TASK TO COMPLETE:
Identify all lines of the data containing the string "𝓦ith" and copy them.
TASK INPUT START
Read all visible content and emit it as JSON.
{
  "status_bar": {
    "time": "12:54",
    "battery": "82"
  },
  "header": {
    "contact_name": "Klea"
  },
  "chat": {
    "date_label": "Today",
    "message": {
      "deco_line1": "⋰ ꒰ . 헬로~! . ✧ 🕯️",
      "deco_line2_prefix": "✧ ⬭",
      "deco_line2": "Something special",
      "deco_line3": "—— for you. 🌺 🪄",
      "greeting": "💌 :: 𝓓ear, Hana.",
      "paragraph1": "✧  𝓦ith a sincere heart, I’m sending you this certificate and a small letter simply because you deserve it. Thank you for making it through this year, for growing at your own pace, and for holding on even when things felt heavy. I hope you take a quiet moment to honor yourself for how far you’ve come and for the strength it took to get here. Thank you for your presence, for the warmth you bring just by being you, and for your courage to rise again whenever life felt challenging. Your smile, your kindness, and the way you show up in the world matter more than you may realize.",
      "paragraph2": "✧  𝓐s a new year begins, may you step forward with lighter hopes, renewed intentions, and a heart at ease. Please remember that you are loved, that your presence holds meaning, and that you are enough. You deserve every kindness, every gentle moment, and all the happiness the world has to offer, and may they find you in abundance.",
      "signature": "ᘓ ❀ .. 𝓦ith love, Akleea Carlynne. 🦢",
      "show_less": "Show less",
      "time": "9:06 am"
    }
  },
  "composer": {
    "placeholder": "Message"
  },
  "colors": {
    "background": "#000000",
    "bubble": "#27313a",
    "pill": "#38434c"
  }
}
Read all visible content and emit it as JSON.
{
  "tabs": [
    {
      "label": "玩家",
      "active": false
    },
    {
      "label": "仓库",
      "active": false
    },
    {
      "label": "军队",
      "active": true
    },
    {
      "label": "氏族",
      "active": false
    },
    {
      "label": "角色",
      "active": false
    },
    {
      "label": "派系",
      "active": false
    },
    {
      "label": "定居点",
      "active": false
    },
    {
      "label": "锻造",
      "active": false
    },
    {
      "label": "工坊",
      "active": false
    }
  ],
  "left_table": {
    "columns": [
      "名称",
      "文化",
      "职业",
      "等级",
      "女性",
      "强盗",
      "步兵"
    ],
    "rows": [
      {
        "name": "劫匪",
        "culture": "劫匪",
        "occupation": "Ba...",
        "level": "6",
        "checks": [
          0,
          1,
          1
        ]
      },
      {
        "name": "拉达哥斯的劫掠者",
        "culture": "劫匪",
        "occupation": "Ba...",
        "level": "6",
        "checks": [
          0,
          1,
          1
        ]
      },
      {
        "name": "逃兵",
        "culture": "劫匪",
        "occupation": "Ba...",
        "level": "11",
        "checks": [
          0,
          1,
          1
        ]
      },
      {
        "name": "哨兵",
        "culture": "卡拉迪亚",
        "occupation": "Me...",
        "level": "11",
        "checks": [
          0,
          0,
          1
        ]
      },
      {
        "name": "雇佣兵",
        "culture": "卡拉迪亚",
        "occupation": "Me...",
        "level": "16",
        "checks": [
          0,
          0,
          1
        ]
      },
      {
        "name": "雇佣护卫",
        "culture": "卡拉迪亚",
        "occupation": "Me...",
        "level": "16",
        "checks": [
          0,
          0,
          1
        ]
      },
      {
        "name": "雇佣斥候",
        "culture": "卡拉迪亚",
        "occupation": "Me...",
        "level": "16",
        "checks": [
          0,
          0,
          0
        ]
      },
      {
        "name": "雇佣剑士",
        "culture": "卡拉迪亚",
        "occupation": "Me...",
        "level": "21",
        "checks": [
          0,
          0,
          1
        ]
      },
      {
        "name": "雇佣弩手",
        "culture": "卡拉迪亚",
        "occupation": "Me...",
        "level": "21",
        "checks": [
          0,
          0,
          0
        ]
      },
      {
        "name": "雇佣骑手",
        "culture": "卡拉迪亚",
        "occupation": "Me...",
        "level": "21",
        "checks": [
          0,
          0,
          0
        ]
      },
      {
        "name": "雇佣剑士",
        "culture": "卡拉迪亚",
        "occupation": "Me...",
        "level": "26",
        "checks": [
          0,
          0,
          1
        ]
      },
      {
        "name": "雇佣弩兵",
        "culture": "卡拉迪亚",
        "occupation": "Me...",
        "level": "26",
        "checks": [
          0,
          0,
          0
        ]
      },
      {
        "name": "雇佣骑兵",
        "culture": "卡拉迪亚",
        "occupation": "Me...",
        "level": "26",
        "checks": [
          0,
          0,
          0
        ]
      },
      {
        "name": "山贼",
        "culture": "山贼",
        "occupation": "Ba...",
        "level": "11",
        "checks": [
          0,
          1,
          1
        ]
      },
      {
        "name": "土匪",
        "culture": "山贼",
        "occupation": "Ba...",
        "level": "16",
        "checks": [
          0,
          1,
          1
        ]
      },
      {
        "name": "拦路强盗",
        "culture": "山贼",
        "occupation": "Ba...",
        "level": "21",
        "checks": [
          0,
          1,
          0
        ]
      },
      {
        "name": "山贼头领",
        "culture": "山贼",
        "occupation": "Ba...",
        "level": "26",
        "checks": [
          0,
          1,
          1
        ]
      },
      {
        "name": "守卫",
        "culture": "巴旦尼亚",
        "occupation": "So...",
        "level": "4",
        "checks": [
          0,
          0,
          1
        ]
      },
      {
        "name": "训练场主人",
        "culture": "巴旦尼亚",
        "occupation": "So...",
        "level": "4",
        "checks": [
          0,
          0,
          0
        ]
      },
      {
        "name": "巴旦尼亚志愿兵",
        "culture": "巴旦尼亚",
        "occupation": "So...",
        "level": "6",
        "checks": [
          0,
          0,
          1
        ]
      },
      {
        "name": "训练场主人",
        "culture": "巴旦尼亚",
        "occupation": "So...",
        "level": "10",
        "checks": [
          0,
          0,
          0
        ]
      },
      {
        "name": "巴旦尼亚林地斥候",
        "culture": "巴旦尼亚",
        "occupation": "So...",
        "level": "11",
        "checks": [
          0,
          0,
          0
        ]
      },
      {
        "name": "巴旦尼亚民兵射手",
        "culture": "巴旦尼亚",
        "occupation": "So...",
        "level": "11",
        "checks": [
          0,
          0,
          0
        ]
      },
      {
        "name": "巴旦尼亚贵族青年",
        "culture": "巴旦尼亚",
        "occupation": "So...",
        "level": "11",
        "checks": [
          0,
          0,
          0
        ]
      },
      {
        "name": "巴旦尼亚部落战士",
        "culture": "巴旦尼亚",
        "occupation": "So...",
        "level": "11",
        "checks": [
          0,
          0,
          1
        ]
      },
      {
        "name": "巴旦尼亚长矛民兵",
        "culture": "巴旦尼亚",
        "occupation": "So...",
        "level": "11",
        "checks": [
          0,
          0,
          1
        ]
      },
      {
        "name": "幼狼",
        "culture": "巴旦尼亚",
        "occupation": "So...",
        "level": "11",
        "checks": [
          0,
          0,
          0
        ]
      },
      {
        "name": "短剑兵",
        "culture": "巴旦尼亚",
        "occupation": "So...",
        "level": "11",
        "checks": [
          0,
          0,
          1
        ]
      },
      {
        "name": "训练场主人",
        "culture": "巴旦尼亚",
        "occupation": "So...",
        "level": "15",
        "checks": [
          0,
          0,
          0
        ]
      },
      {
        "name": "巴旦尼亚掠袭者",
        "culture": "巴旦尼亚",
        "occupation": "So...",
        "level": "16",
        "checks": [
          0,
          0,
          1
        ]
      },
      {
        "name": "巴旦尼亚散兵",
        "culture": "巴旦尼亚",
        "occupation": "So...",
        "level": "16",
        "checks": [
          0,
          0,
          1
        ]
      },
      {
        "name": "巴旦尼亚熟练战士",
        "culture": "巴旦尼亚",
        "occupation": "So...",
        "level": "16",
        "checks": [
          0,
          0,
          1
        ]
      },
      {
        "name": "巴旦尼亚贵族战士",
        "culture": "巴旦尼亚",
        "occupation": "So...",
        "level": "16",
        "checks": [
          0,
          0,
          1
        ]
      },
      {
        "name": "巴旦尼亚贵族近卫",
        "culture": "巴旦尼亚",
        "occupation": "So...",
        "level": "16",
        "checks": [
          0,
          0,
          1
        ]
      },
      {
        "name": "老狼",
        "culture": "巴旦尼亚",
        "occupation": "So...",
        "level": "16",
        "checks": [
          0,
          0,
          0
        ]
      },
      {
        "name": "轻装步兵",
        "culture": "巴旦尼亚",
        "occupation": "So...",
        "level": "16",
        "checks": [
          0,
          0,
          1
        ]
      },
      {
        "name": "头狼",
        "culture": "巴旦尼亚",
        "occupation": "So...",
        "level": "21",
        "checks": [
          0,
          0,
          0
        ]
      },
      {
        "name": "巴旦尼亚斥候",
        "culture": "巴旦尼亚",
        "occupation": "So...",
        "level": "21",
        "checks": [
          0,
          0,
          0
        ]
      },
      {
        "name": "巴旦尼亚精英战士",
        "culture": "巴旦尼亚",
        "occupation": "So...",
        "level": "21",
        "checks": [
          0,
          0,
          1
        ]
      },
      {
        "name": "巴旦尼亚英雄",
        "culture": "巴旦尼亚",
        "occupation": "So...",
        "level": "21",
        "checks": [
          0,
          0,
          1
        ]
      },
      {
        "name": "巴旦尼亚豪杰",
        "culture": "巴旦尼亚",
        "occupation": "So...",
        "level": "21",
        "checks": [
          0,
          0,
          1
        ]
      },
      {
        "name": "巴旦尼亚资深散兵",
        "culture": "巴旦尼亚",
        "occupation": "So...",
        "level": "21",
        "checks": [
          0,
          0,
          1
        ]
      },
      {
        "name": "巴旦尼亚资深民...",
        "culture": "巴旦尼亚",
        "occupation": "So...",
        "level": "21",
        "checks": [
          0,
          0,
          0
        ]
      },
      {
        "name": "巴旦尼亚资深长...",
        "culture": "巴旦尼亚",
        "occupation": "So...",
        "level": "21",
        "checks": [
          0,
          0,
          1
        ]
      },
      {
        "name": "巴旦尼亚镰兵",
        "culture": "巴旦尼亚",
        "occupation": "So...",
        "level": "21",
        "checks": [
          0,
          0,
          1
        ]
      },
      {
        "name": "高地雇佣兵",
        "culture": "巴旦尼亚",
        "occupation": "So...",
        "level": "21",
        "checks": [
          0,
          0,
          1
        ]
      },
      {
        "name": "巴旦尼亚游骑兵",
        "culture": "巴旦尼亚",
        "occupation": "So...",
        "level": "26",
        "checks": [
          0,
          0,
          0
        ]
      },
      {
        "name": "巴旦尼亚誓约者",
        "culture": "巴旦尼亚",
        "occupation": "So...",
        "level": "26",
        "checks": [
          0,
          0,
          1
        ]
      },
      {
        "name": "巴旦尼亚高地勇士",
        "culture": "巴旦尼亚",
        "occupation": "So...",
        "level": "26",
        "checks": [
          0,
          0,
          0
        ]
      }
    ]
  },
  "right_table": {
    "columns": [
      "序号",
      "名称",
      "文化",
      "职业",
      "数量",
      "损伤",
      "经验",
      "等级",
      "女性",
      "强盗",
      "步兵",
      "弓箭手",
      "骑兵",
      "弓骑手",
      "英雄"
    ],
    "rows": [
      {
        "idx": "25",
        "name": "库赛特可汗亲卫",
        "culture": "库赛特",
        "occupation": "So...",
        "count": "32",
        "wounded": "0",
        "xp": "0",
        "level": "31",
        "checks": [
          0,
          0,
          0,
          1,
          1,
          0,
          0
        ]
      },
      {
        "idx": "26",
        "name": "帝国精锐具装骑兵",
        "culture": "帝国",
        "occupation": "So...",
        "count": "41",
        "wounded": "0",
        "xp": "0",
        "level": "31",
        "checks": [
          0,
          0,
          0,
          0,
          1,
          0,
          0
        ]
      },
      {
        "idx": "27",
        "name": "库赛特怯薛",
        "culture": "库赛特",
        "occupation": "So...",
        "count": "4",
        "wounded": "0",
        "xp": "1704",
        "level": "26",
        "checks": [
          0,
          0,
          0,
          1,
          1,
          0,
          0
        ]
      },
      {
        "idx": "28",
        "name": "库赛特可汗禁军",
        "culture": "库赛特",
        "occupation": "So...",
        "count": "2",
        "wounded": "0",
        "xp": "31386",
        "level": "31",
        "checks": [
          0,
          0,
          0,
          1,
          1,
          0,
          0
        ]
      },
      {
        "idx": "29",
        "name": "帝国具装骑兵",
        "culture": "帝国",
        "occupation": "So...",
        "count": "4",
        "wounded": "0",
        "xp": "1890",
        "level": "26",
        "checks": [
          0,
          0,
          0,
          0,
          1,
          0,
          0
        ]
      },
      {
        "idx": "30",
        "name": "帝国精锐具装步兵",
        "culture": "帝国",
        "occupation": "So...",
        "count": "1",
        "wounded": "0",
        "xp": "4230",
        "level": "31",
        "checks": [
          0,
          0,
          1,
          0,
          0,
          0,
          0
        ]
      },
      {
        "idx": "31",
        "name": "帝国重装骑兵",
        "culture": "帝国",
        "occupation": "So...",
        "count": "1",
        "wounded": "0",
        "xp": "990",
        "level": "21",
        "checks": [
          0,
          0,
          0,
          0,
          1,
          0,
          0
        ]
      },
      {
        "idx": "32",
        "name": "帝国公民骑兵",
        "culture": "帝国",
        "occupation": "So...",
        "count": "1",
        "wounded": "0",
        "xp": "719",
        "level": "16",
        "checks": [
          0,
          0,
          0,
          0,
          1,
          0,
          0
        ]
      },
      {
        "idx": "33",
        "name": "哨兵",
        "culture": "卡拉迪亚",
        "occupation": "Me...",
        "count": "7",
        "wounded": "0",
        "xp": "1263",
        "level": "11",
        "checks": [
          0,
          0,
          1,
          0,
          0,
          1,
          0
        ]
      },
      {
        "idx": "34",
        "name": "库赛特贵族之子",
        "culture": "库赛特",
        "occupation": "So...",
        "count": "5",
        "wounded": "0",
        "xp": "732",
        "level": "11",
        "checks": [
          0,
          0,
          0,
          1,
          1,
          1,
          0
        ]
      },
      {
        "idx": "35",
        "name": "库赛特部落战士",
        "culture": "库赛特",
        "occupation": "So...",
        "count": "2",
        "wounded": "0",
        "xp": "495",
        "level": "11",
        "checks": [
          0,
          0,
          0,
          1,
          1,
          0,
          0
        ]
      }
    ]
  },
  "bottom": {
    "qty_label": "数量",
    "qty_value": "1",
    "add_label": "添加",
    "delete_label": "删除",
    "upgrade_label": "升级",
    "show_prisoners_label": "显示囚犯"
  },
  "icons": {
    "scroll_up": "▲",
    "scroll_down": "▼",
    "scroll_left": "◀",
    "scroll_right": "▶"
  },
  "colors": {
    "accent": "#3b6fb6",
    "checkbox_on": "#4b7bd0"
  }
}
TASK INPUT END
FINAL ANSWER:
      "paragraph1": "✧  𝓦ith a sincere heart, I’m sending you this certificate and a small letter simply because you deserve it. Thank you for making it through this year, for growing at your own pace, and for holding on even when things felt heavy. I hope you take a quiet moment to honor yourself for how far you’ve come and for the strength it took to get here. Thank you for your presence, for the warmth you bring just by being you, and for your courage to rise again whenever life felt challenging. Your smile, your kindness, and the way you show up in the world matter more than you may realize.",
      "signature": "ᘓ ❀ .. 𝓦ith love, Akleea Carlynne. 🦢",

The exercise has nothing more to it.